Greywater reuse can significantly reduce domestic water consumption. While the benefits are promising, risks are still under debate. Using a quantitative microbial risk-assessment model, we assessed the health risks associated with greywater reuse. The pathogens Salmonella enterica, Shigella spp., and Staphylococcus aureus were evaluated due to their possible prevalence in greywater and limited information regarding their potential risk with relation to greywater reuse for irrigation. Various exposure scenarios were investigated. Monte Carlo simulation was used and results were compared to the maximum "acceptable" limit of 10-6 disability-adjusted life years (DALY) set by the World Health Organization. Safe reuse was met for all worst-case exposure scenarios for Staphylococcus aureus, Salmonella enterica and Shigella spp. If their concentrations were kept below 10,000, 50 and 5 cfu/100 mL, respectively.

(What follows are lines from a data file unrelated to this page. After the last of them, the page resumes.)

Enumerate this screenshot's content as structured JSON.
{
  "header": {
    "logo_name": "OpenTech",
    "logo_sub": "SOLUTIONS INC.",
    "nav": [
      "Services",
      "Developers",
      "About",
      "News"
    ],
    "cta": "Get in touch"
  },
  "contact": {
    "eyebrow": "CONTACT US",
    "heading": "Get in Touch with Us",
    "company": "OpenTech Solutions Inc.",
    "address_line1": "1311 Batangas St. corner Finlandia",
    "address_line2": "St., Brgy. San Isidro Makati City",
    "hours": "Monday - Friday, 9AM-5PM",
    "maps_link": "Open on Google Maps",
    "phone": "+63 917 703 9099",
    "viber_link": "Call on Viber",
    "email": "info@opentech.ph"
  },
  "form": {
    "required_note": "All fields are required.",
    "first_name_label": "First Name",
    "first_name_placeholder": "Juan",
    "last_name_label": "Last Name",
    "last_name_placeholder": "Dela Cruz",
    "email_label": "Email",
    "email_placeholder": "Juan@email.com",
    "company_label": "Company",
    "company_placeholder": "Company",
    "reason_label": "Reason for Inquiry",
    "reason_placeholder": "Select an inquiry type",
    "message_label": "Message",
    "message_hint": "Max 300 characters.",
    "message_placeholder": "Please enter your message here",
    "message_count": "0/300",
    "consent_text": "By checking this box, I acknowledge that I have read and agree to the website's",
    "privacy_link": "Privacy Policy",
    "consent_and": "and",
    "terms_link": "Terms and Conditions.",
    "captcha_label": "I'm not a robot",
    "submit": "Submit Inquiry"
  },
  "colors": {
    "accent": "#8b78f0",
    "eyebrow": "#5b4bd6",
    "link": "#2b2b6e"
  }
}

For the best-practice (more realistic) scenarios, safe reuse was met for Staphylococcus aureus if its concentration was kept below 106 cfu/100 mL. Salmonella enterica met the safe reuse requirements if a maximum concentration of 500 cfu/100 mL was maintained and Shigella spp. if a maximum concentration was lower than 5 cfu/100 mL. Based on reported concentrations of these bacteria in greywater, proper treatment and disinfection are recommended.
Busgang, A., Friedler, E., Gilboa, Y., & Gross, A. (2018). Quantitative microbial risk analysis for various bacterial exposure scenarios involving greywater reuse for irrigation. Water (Switzerland), 10(4). https://doi.org/10.3390/w10040413